If you are holding this letter in your hands you are in a dwindling minority, I’m sorry to say. For thirty five years I’ve been carefully composing personal messages as a way to make connections, deepening those that have been made, and keeping the solid connections that have been years in the making.
Most folks read it electronically, now. The times they are a-changin’.
I’ve chosen not to try to keep up with all of those changes. I was a late-comer to the use of a computer – there was something about my old Royal typewriter that felt intimate; I learned home row and became quite proficient at it.
Of course I wouldn’t trade the amazing way the computer allows me to compose at the key board – watching words appear on the screen, telling me when I’ve misspelled a word or questioning syntax, and allowing me to trace the origin of words in seconds. You know.
And I wouldn’t give up email – the very thought of doing my work without it makes me realize how dependent I’ve become.

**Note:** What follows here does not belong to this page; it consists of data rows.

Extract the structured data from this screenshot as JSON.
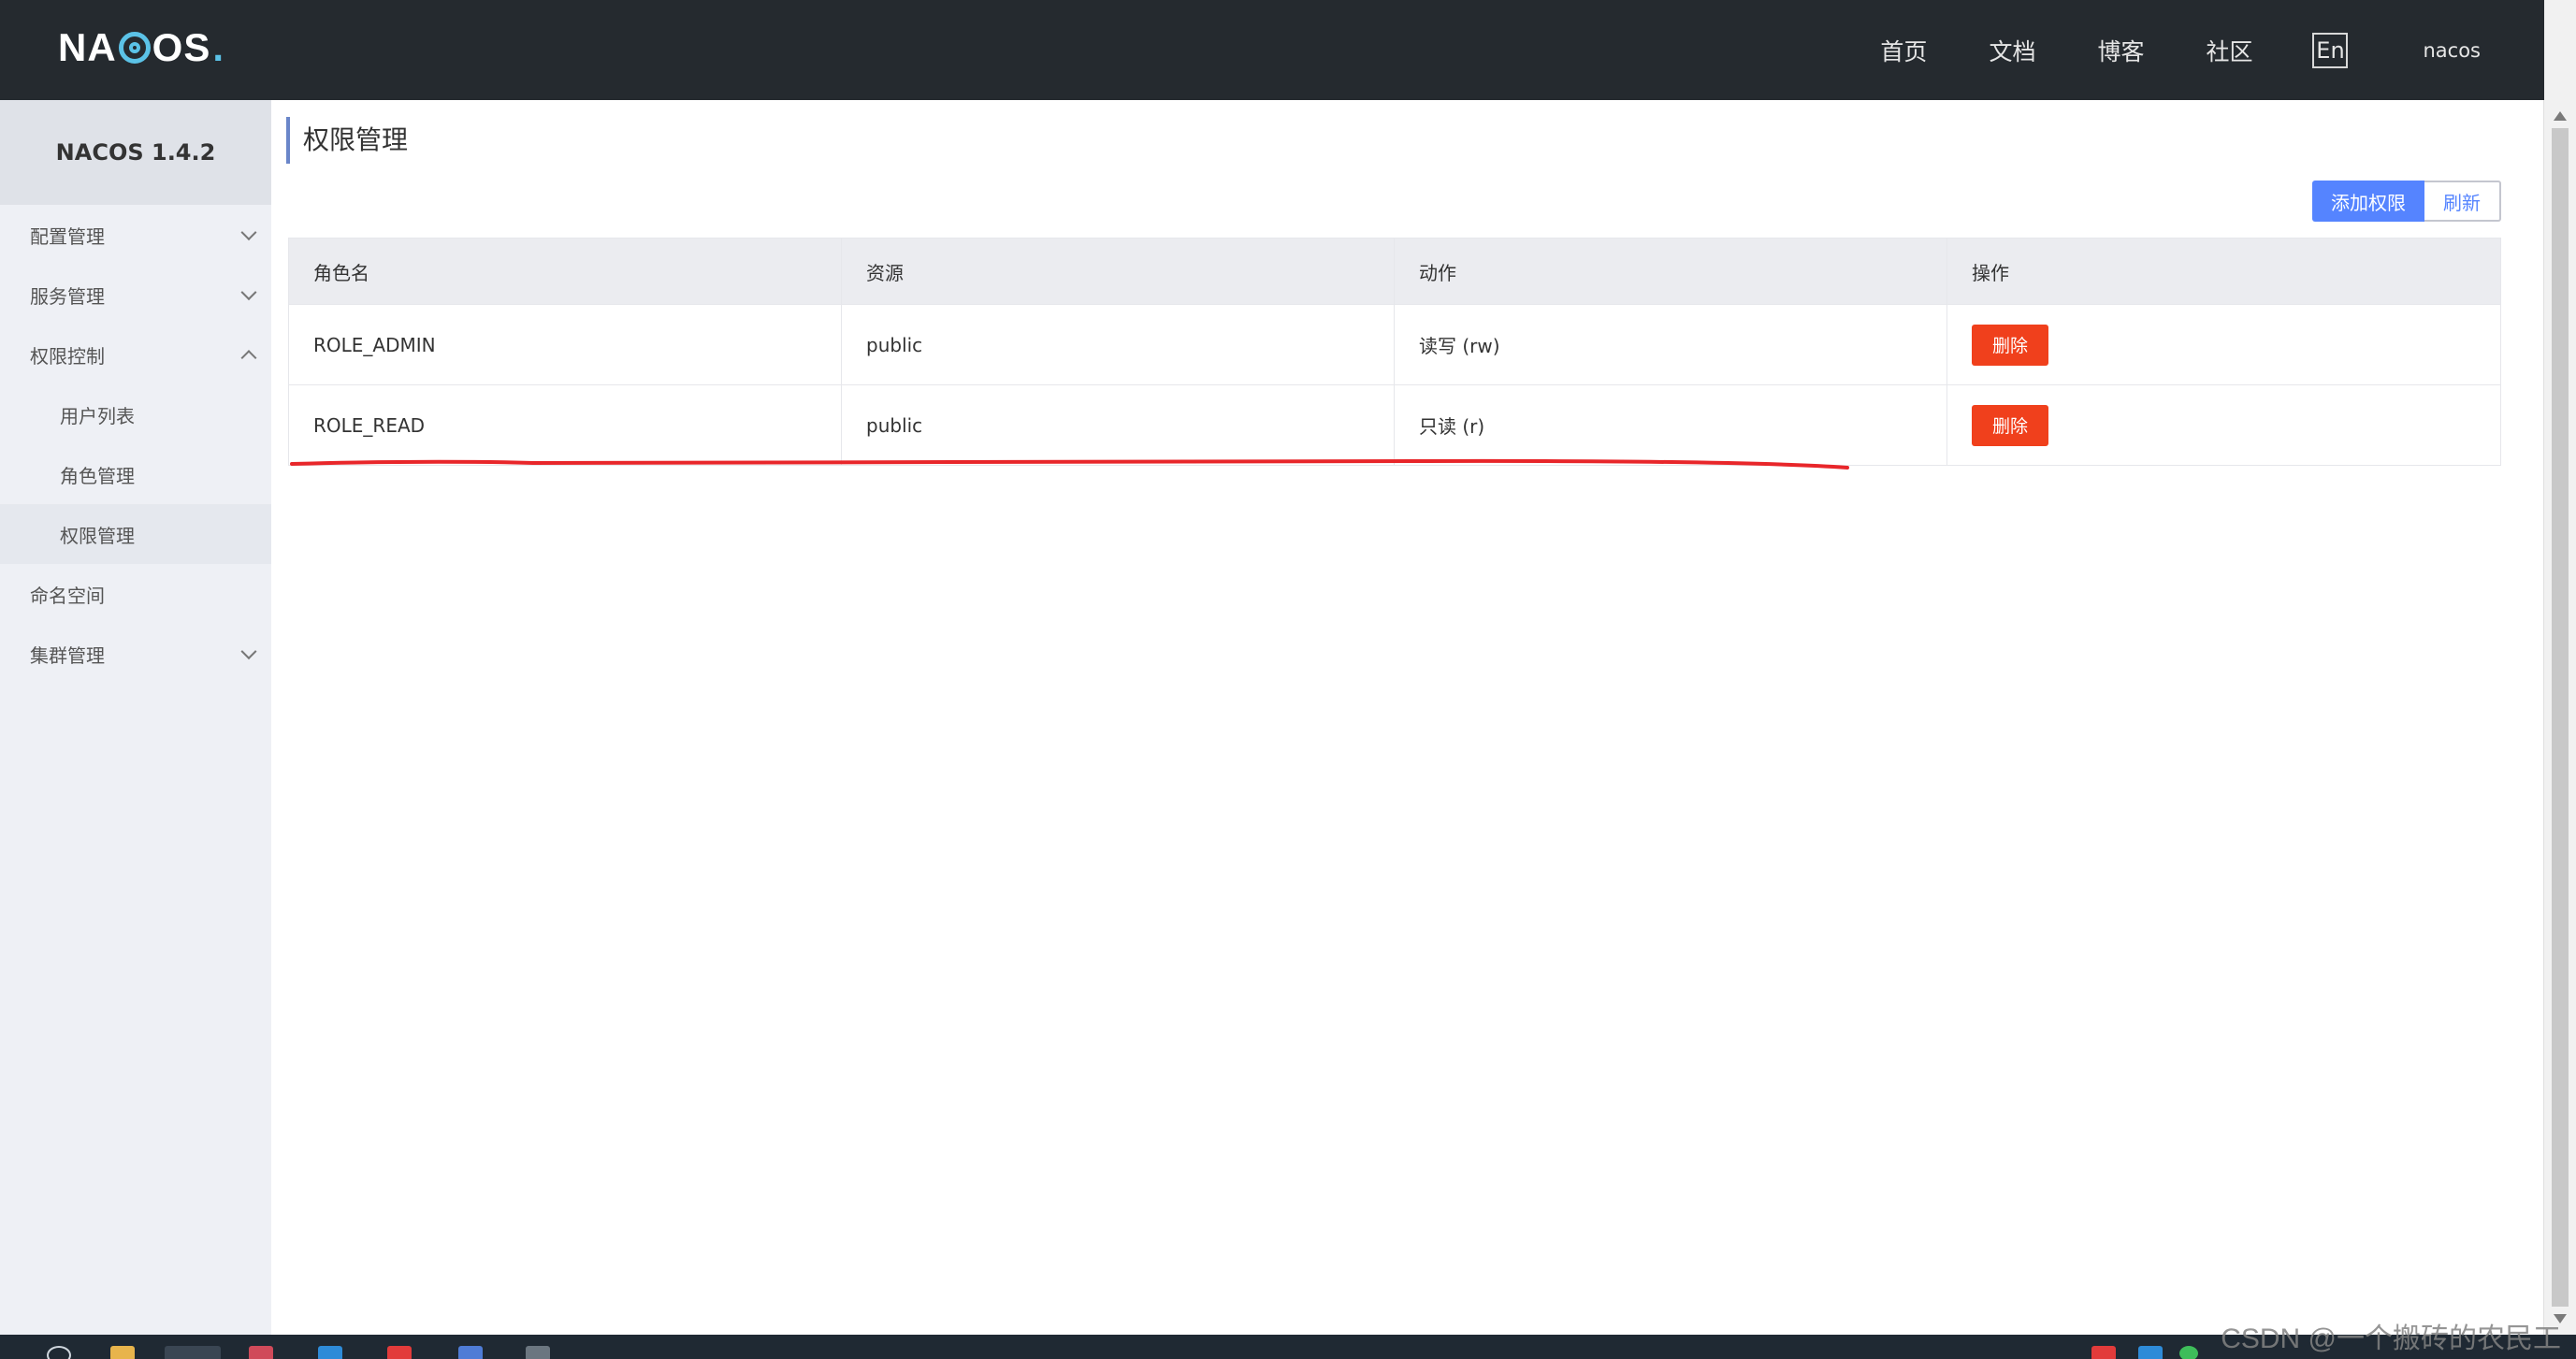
{
  "header": {
    "logo": "NACOS",
    "nav": [
      "首页",
      "文档",
      "博客",
      "社区"
    ],
    "lang": "En",
    "user": "nacos"
  },
  "sidebar": {
    "version": "NACOS 1.4.2",
    "items": [
      {
        "label": "配置管理",
        "chevron": "down"
      },
      {
        "label": "服务管理",
        "chevron": "down"
      },
      {
        "label": "权限控制",
        "chevron": "up"
      },
      {
        "label": "用户列表",
        "sub": true
      },
      {
        "label": "角色管理",
        "sub": true
      },
      {
        "label": "权限管理",
        "sub": true,
        "active": true
      },
      {
        "label": "命名空间"
      },
      {
        "label": "集群管理",
        "chevron": "down"
      }
    ]
  },
  "main": {
    "title": "权限管理",
    "add_button": "添加权限",
    "refresh_button": "刷新",
    "table": {
      "headers": [
        "角色名",
        "资源",
        "动作",
        "操作"
      ],
      "rows": [
        {
          "role": "ROLE_ADMIN",
          "resource": "public",
          "action": "读写 (rw)",
          "op": "删除"
        },
        {
          "role": "ROLE_READ",
          "resource": "public",
          "action": "只读 (r)",
          "op": "删除"
        }
      ]
    }
  },
  "watermark": "CSDN @一个搬砖的农民工",
  "colors": {
    "header_bg": "#252a2f",
    "primary": "#5584ff",
    "danger": "#f0401c",
    "annotation": "#e8262a"
  }
}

I don’t text message or any of the other things I hear family and friends talk about, but I do appreciate the way emailing allows me to carry on dozens of conversations simultaneously.
There are some downsides, of course. I use the telephone regularly, to hear a voice on the other end, and to be heard in a way that creates a sense of caring, a sense of intimacy, if you will. Emailing doesn’t allow that.
Sometimes electronic communication is misused. Some people, for reasons I’m trying to understand, tend to hit the reply-to-all button when they are sending a message to just one of those on the list. It’s easy enough for me to hit the delete button, I know, but I get nervous – I can’t delete without worrying that there’s something in that reply-to-all message that I need to know. On a few occasions I’ve returned a message to a reply-to-all correspondent and asked them why they didn’t send their message to the one person, directly. But that makes me feel like I’m criticizing them, which I am, of course, with the hope of changing that bothersome habit. Then I pay by feeling uncomfortable.
In the early days of emailing we were saturated with spam – unwanted advertising; but some computer smart folks came up with ways to stop it, which reminded me of Robert Frost’s provocative poem, Mending Wall, which begins:
“Something there is that doesn’t love a wall,” and concludes with the famous line from the neighbor who likes to quote one of his father’s old sayings: “Good fences make good neighbors.” Some wisdom is still passed from generation to generation!
Now we’re learning how to set appropriate boundaries on electronic message-sending. We still mail copies of Soundings, so you can continue to hold this letter in your hands, if you want to, or print it out at home if you choose. In any case, I’m glad we’re keeping in touch.
Take good care,